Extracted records
▶

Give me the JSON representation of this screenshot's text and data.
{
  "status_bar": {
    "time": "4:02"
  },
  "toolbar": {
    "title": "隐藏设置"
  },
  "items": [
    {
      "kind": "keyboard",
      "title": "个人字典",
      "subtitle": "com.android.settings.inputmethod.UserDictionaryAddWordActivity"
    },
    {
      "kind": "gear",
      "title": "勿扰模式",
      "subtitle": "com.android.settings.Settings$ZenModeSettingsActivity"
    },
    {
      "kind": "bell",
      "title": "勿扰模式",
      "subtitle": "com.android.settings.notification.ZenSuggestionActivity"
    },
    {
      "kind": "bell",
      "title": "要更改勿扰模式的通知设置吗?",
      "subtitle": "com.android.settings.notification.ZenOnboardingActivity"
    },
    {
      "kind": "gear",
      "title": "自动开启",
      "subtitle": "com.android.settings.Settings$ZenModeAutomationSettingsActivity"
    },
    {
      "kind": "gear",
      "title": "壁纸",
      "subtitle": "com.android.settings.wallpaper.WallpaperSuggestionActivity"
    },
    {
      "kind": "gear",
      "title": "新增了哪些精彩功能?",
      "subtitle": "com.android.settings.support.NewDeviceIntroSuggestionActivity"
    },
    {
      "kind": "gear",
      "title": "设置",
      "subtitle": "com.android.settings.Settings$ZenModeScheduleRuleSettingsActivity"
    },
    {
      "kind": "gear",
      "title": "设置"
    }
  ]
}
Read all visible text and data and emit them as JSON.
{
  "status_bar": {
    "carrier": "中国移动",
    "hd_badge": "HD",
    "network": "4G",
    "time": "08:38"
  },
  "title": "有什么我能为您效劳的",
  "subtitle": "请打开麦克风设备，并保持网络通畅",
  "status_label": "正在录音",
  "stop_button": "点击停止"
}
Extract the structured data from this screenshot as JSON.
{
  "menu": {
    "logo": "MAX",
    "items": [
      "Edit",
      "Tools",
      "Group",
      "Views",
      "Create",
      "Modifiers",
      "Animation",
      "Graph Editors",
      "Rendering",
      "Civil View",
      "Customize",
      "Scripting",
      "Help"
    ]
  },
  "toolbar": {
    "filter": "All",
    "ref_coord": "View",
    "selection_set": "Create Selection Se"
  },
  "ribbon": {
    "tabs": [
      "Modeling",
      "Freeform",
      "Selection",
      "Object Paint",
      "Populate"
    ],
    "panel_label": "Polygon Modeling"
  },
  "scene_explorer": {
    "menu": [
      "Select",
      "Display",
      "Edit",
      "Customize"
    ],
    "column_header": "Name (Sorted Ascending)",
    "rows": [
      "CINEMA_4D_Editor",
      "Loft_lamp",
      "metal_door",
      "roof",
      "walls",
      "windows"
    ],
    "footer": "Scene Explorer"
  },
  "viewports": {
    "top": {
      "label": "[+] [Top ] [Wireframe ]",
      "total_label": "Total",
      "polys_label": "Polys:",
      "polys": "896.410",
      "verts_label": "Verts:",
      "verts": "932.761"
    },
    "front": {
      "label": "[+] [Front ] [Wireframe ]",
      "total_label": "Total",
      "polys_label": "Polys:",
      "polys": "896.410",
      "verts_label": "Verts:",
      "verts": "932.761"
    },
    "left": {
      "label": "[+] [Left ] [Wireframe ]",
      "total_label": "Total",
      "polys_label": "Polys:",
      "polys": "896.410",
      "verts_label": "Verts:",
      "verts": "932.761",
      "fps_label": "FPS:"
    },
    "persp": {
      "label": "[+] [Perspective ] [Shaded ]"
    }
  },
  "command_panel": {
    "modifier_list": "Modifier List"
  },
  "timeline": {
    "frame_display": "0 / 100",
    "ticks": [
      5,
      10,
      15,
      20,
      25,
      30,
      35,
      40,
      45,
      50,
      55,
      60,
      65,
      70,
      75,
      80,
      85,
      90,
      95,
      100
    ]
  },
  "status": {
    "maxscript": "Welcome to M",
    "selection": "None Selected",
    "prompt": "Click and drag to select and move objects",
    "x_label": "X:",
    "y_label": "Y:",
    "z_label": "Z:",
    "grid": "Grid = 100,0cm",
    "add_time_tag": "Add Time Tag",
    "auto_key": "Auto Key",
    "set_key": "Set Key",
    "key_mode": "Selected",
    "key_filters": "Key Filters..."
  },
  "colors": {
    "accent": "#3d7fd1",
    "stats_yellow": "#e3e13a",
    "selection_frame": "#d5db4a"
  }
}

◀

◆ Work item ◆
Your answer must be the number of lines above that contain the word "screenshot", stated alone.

◆ Response to the task ◆
2